Our other big issue is Westley’s size. He looks a lot older than he is because he’s tall. So I think most people automatically assume he’s three and a half or even four. He was bigger than most of the kids on his team, but developmentally he literally just turned three, so he’s not on their same level. That’s always been something I deal with and I try and make it a point to let people know his age right away, so they’re not expecting him to behave like a much older kid.
I talked to a lot of parents on the field and most of them were incredibly understanding and kind – mainly because either their own kids were not listening or participating or because they’d been through two to three seasons before arriving at where they are today. It was re-assuring to hear this from other parents. Our kid wasn’t that different from theirs and basically the first few seasons of any sport with a small child is torture for the parents. Of course, there were a few judgmental glances and comments. One in particular from what I imagine are some kid’s grandparents. An older man laughing and pointing at W and saying: “he has no interest in this.” (hahahaha) As a Mama Bear, I wanted to yell at him, but that’s not how I roll, so I let it roll off my back.
It may just be me, but I think a lot of older people forget what it’s like to have very young children and definitely love to either openly judge you or give their opinions. C’est la vie. I just hope I remember these days two decades from now and show other parents some grace and kindness. There’s not enough of that in the world.
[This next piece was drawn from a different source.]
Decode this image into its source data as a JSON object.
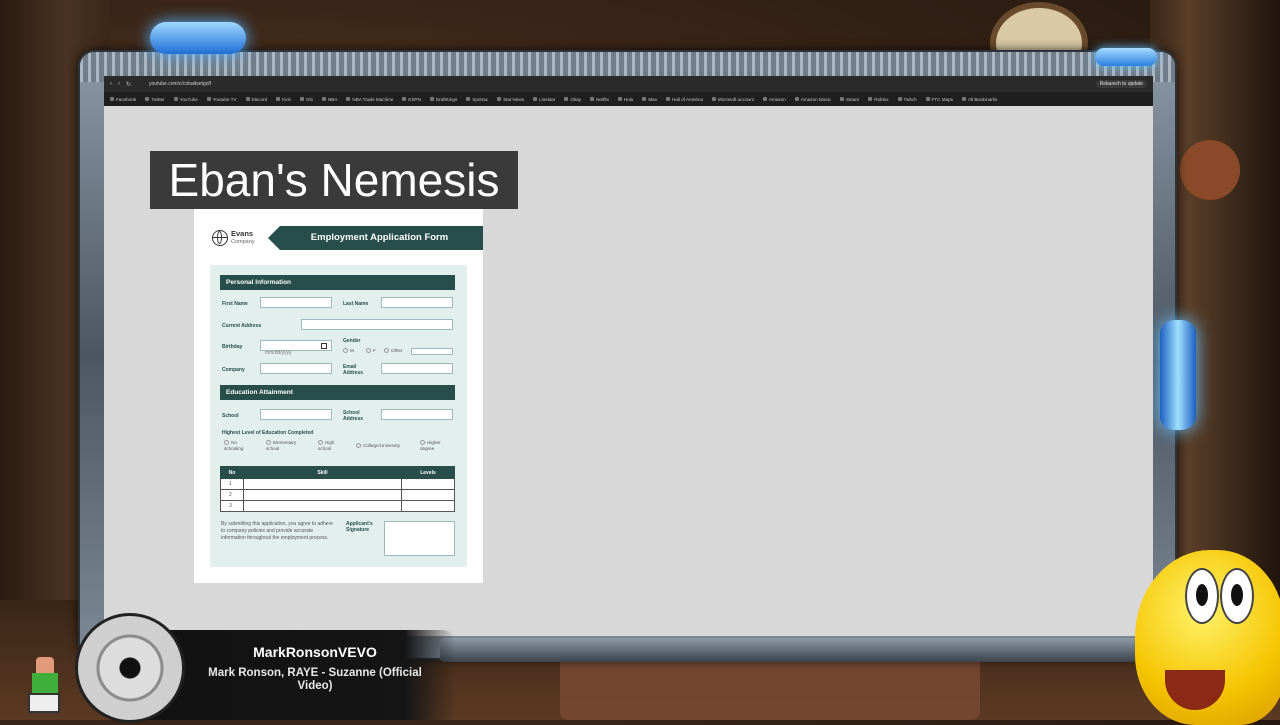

We did our best and I think for the most part Westley had fun. He sure looked adorable every Saturday. I will say i9 Sports and his coach as so sweet. Coach Marcel was so patient with him and encouraging and I was so proud of the time Westley did spend on the field whether practicing or his 2 minutes of playtime.
We will definitely be back. But the lesson here is we need to hang back and let him mature a bit. Our soccer dreams aren’t over, they are just on hold. We’re going to try again this summer during the Soccer Clinic, so he can be in a smaller group and learn the basics. By then, I hope he’s more mature. And if it doesn’t work out, then it’s on to the next thing. I never want to force anything on my child. Every kid is different, with different skills and passions. As a parent, we need to support and encourage whatever makes your kid shine.
I definitely wasn’t blessed with sports skills and my mom never forced anything on me. I distinctly remember when ballet and choir became too demanding along with school responsibilities and she told me, just pick one. You don’t have to do everything, especially if it’s not fun. So I’m taking her advice and my own.
I’ll report back this summer and see how “Soccer Take 2” goes.
Until then, W can kick the ball around with his dad and play on his own terms.